Our leopards, clothed in black, heavily armed, and clearly in a violent mood, wait for the moment we unfurl miniature plastic flags of Palestine. Then the dark leopards bravely charge into the mass of demonstrators, plucking the flags like figs from a tree. Oddly, the more they pluck, the more flags keep popping up. It must be frustrating for the leopards. Quickly they lose patience. They push and shove and hit. Each time a crop of flags is decapitated, another wave, red-white-black-green, washes over the crowd. In this battle for Sheikh Jarrah, for the future, for the tiniest glimmer of hope, for some shred of dignity, the leopards win, for today, as they are meant to. They walk off with armfuls of crumpled plastic. We couldn’t do this without them.

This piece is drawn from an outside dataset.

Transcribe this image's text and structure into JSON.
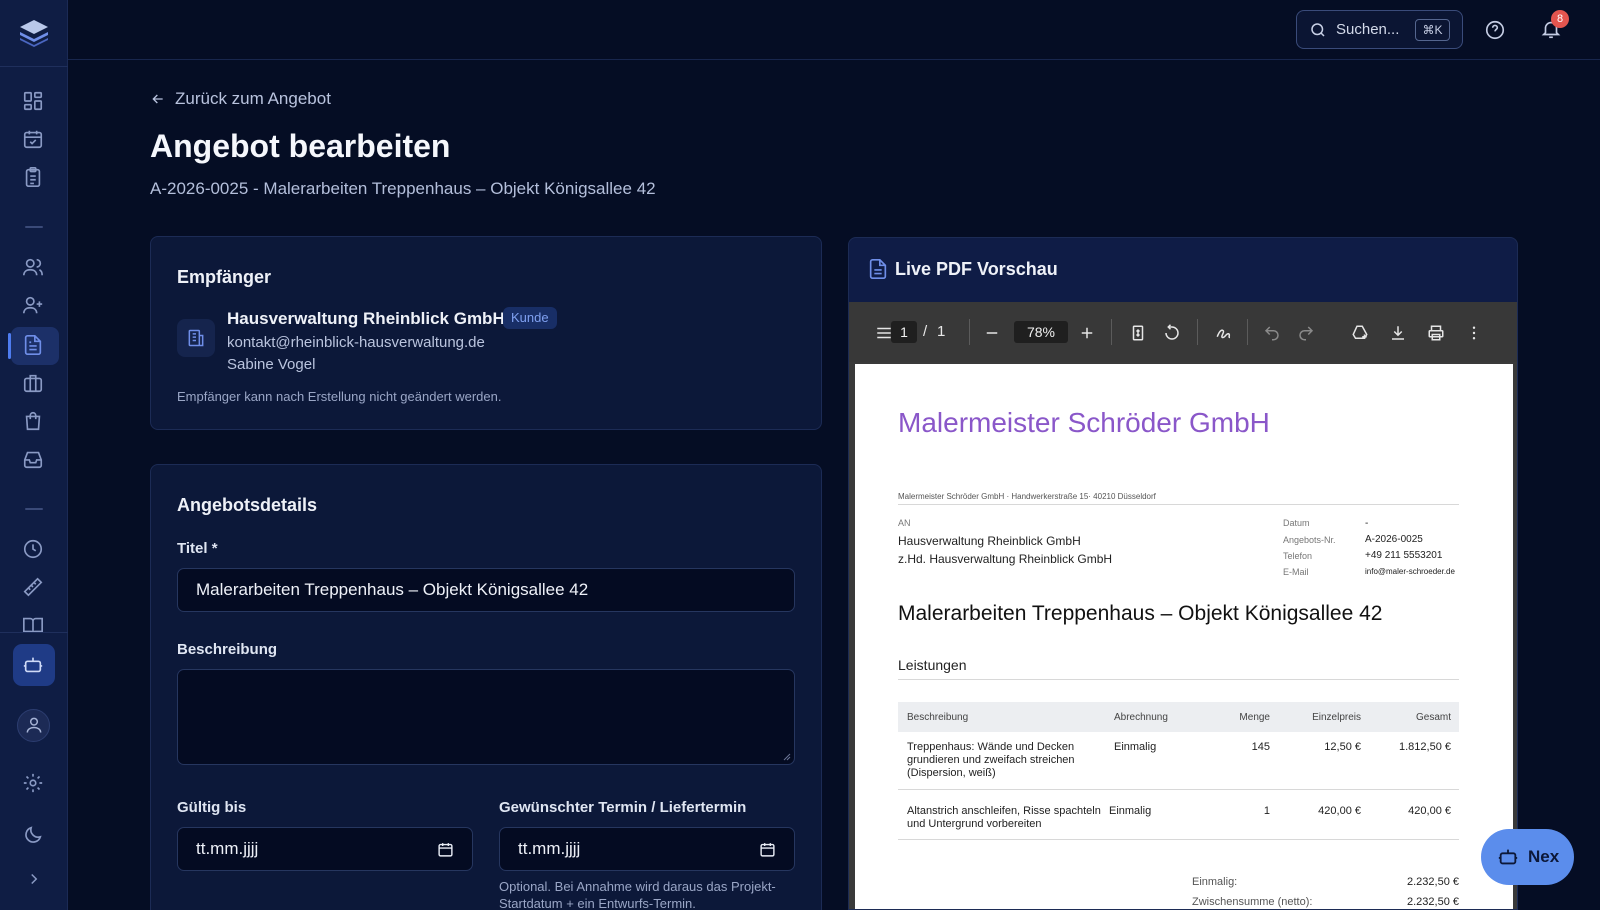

Then they congregate across the street from the little park which is our base. With them are two trouble-makers from the extreme right-wing organizations of Ad Kan and Im Tirtzu; one of them has been photographing us furiously from the start. He looks the part: sullen, scornful, obtuse. It’s a great honor, I say to Eileen, to be photographed by such monsters. The police fraternize with them while we go on with our cries: Down with the Occupation, Don’t be Silent, etc. etc., the drummers beating, the skies joining in with a host of crumbly cumulus clouds, just for us. Winter in Sheikh Jarrrah.
No one was hurt today. Just as the demonstration was ending, Saleh was arrested, later released. The ritual was performed correctly, without flaw.
text: David Shulman © 2019
For those of you who would like to see more of Sheikh Jarrah, I recommend the short film directed by Julia Bacha and Rebekah Wingert-Jabi, Our Neighborhood (released by Just Vision): https://www.justvision.org/myneighbourhood/watch For a good photographic history of the Sheikh Jarrah protests, see https://972mag.com/photo-essay-3-years-of-settlement-struggle-in-sheikh-jarrah/38493/